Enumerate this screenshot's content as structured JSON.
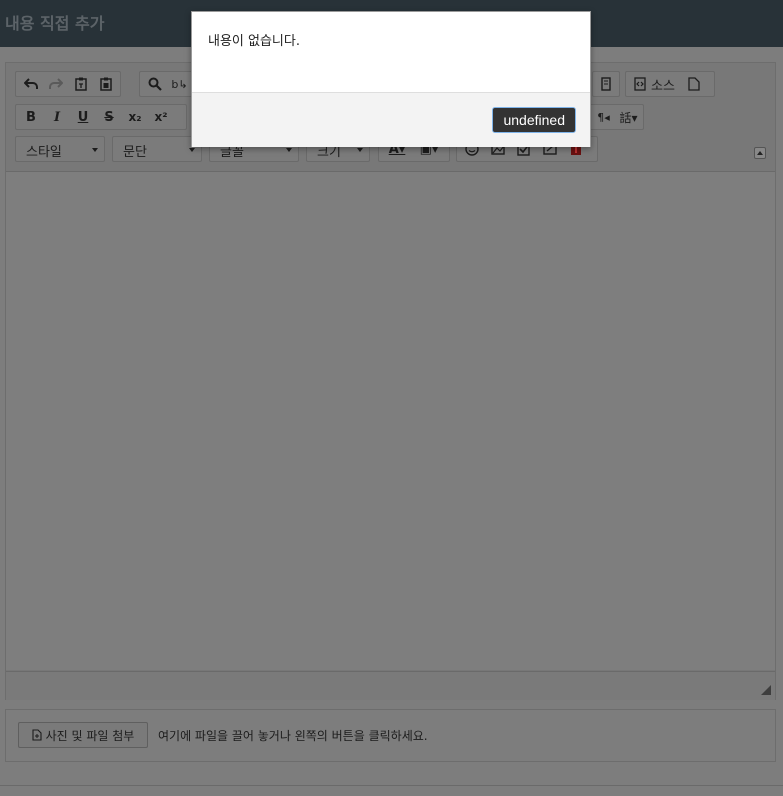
{
  "page": {
    "title": "내용 직접 추가"
  },
  "toolbar": {
    "source_label": "소스",
    "style_combo": "스타일",
    "format_combo": "문단",
    "font_combo": "글꼴",
    "size_combo": "크기",
    "bold": "B",
    "italic": "I",
    "underline": "U",
    "strike": "S",
    "subscript": "x₂",
    "superscript": "x²",
    "icons": [
      "undo-icon",
      "redo-icon",
      "paste-text-icon",
      "paste-word-icon",
      "search-icon",
      "replace-icon",
      "source-icon",
      "document-icon",
      "text-color-icon",
      "background-color-icon",
      "emoji-icon",
      "image-icon",
      "checkbox-icon",
      "image-edit-icon",
      "flash-icon"
    ]
  },
  "attachment": {
    "button_label": "사진 및 파일 첨부",
    "hint": "여기에 파일을 끌어 놓거나 왼쪽의 버튼을 클릭하세요."
  },
  "dialog": {
    "message": "내용이 없습니다.",
    "ok_label": "undefined"
  },
  "colors": {
    "overlay": "#7d7d7d",
    "titlebar": "#283238",
    "dialog_button": "#333333",
    "dialog_button_border": "#7fb4ea"
  }
}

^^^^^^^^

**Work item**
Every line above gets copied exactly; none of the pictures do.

**Response to this exercise**
Enumerate this screenshot's content as structured JSON.
{
  "page": {
    "title": "내용 직접 추가"
  },
  "toolbar": {
    "source_label": "소스",
    "style_combo": "스타일",
    "format_combo": "문단",
    "font_combo": "글꼴",
    "size_combo": "크기",
    "bold": "B",
    "italic": "I",
    "underline": "U",
    "strike": "S",
    "subscript": "x₂",
    "superscript": "x²",
    "icons": [
      "undo-icon",
      "redo-icon",
      "paste-text-icon",
      "paste-word-icon",
      "search-icon",
      "replace-icon",
      "source-icon",
      "document-icon",
      "text-color-icon",
      "background-color-icon",
      "emoji-icon",
      "image-icon",
      "checkbox-icon",
      "image-edit-icon",
      "flash-icon"
    ]
  },
  "attachment": {
    "button_label": "사진 및 파일 첨부",
    "hint": "여기에 파일을 끌어 놓거나 왼쪽의 버튼을 클릭하세요."
  },
  "dialog": {
    "message": "내용이 없습니다.",
    "ok_label": "undefined"
  },
  "colors": {
    "overlay": "#7d7d7d",
    "titlebar": "#283238",
    "dialog_button": "#333333",
    "dialog_button_border": "#7fb4ea"
  }
}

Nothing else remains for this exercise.